New housing is expensive, because it’s new, and SF has tons of rich people. It’s appropriate to build new, expensive housing for rich people in expensive neighborhoods. Sierra Club (and No wall on the waterfront) are just rich people using their political capital to block housing in their fancy neighborhoods.
If that’s what you think, fine. If you disagree, it’s easy to join the Sierra Club online, and even a few more memberships could keep a part of SF’s progressive movement from becoming another developer front.
theguardian – excerpt
In Silicon Valley, millions of dollars change hands every day as investors hunt the next big thing – the ‘unicorn’, or billion-dollar tech firm. There are now almost 150, but can they all succeed?
Have you heard the story about the tip from the shoeshine boy, a Brit called James Pallot asks me on my last day at TechCrunch Disrupt. I have, I say, though later I Google it to get the facts straight.
It’s attributed to Joseph Kennedy, paterfamilias of the Kennedy clan who, in 1929, was getting his shoes shined by a young boy who was also making confident predictions about which stocks would rise. For Kennedy, it was a moment of revelation. He sold his portfolio. Not long afterwards, Wall Street crashed and the world was plunged into the greatest depression ever seen. So a tip from the shoeshine boy is a sign that the bubble is about to burst. That the wave of confidence will finally crash upon the shore. That the jig is up.
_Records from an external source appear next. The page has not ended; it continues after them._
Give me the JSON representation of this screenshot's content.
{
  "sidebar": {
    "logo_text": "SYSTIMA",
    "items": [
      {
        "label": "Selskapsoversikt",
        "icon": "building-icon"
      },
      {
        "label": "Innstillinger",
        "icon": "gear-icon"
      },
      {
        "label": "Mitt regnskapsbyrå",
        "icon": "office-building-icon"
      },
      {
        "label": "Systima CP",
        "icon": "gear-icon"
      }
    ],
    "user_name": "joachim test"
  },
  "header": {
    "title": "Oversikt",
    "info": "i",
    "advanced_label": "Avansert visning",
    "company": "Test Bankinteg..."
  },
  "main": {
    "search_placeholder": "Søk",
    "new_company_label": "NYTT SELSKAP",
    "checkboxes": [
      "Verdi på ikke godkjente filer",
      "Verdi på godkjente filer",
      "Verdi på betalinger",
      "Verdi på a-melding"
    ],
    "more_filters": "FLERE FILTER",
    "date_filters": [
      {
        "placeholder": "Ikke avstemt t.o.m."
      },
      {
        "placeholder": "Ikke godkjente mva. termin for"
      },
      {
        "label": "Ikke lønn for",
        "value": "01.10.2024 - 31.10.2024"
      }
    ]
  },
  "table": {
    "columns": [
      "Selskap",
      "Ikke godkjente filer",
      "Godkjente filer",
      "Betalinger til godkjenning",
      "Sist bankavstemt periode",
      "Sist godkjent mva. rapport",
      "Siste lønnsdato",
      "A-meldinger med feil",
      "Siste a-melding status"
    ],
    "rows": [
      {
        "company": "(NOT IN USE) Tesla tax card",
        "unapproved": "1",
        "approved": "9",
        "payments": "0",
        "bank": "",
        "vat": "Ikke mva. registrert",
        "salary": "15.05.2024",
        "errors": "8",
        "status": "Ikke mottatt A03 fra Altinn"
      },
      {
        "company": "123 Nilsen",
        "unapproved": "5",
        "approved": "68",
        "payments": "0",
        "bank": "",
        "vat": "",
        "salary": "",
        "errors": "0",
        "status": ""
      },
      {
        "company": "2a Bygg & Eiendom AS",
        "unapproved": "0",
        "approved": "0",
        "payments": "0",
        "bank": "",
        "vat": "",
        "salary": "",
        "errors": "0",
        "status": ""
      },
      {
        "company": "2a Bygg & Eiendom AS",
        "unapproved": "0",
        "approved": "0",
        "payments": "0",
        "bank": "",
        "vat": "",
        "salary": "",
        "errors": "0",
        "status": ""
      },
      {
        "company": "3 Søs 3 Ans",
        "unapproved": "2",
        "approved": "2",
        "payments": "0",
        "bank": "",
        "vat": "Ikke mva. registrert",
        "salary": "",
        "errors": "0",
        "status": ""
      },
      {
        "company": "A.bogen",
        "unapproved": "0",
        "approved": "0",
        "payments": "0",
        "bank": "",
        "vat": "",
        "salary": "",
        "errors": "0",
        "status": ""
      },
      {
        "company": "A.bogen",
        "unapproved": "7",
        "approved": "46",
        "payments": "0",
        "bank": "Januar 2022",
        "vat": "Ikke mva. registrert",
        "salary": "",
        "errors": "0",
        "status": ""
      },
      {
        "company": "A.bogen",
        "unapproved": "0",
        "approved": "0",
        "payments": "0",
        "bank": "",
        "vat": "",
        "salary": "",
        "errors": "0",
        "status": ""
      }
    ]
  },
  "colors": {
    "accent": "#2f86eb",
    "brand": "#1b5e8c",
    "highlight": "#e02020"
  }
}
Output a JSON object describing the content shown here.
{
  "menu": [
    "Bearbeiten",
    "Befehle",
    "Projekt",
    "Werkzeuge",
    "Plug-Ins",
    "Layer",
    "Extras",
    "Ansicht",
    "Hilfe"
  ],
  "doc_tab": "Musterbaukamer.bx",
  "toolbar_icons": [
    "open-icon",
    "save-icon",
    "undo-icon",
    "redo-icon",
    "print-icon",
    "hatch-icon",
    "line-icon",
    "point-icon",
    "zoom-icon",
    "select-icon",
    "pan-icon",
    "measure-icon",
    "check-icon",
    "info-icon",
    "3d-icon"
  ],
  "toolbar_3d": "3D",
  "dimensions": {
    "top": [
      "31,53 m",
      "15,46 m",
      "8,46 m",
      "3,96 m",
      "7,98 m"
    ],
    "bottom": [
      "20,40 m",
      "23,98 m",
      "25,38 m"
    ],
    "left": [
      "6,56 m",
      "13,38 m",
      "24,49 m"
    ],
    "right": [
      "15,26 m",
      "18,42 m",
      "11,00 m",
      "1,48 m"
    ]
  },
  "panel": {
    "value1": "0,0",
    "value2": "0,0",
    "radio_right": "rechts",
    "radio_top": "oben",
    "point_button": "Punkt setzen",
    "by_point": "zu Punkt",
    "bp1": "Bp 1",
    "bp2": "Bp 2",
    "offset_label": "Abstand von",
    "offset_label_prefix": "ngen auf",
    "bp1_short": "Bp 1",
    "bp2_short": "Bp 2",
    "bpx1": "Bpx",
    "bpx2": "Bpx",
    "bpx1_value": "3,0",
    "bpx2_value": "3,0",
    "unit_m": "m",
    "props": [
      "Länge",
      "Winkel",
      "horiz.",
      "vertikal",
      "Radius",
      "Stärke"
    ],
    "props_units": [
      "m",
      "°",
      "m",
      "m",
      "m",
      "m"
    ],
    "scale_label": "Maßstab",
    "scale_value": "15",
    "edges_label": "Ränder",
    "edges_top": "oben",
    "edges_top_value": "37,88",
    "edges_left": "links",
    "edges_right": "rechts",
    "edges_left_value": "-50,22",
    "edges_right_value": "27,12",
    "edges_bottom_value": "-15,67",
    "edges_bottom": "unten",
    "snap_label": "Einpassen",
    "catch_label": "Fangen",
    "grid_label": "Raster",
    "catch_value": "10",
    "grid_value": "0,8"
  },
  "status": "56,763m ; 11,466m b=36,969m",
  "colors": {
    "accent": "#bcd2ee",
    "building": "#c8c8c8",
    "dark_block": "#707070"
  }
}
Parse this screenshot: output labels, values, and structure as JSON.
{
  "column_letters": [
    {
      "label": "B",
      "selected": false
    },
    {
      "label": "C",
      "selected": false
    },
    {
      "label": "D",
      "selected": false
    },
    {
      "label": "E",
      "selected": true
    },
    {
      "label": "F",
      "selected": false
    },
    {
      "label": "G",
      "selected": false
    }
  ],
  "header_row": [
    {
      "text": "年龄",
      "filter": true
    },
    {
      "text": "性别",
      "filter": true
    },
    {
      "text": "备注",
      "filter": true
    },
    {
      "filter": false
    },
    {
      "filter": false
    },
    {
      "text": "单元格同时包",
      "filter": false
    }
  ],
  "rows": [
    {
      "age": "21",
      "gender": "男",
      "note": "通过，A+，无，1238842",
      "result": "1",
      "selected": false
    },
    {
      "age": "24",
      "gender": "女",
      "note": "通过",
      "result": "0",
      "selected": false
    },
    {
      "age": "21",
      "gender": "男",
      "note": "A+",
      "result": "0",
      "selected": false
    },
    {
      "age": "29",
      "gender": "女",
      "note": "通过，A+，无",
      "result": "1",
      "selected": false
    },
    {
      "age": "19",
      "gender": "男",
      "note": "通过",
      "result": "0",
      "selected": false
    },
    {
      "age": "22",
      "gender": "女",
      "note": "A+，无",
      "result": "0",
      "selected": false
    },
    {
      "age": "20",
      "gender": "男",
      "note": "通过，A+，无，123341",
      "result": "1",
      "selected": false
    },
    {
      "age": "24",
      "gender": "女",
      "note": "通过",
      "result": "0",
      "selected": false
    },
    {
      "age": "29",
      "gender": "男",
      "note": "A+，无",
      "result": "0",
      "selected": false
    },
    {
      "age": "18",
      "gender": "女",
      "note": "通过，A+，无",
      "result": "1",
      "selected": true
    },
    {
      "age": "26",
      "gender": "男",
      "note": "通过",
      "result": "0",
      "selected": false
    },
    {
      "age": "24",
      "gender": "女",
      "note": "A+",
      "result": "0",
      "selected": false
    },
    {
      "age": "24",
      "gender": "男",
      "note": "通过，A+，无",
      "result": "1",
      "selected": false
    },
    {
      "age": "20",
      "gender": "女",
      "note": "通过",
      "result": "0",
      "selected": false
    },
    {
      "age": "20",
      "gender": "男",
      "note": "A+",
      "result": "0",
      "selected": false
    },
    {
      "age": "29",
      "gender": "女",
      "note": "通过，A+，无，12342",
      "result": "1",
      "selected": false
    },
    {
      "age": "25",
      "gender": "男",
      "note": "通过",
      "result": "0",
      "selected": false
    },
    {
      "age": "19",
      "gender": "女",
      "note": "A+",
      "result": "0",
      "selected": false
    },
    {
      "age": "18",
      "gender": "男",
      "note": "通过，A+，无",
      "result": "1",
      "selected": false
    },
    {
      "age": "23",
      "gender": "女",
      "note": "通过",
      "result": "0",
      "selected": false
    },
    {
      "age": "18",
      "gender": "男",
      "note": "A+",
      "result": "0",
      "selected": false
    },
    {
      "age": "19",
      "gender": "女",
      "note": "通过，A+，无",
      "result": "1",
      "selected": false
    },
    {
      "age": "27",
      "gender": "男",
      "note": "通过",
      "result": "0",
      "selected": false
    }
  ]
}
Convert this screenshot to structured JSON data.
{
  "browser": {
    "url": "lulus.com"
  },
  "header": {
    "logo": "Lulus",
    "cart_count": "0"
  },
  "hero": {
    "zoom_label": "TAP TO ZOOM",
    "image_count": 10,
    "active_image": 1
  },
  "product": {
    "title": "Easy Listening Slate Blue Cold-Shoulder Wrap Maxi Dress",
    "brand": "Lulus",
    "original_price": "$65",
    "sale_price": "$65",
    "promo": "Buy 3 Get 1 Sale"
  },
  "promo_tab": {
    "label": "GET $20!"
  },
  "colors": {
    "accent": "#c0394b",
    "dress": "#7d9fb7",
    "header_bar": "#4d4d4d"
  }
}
Pallot used to be the digital editorial director of Condé Nast in New York and now he has a startup. But then, we’re at the world’s biggest startup conference in San Francisco, a few miles down the road from Silicon Valley where the world’s greatest concentration of technology startups first started up.
His company is in the booming field of VR, or virtual reality, which is to 2015 roughly what Rubik’s Cubes were to 1982, though with rather bigger potential consequences. Pallot claims it’s the logical next step for journalistic content. In 20 years’ time, you won’t be reading this on the page, I’ll probably be leading you by the hand through a 3D rendering of a virtual TechCrunch conference floor. Or, more likely, you’ll be leading yourself and I’ll be claiming jobseeker’s allowance.
But anyway. In the meantime, Pallot asks me if I’ve heard of the tip from the shoeshine boy. I have, I say, and tell him it’s been on my mind. Because for three days, I’ve been hearing about “unicorns” – a Silicon Valley term for companies that have been valued at more than $1bn. When this usage was first coined, less than two years ago, there were 39 of them. Today, there are 147. Or as Matthew Wong, a senior analyst at CB Insights, tells me: “The funding is at levels that we haven’t seen since 2000.”… (more)
Considering the number of prayers going out for a relapse it wouldn’t be surprising if some kind of “correction” didn’t occur soon. The good news and money in Silicon Valley does not spread very far into the general populous i in the Bay Area communities. The takeover of tech is pushing traditional jobs out, which could lead to a disaster if a downturn in tech materializes.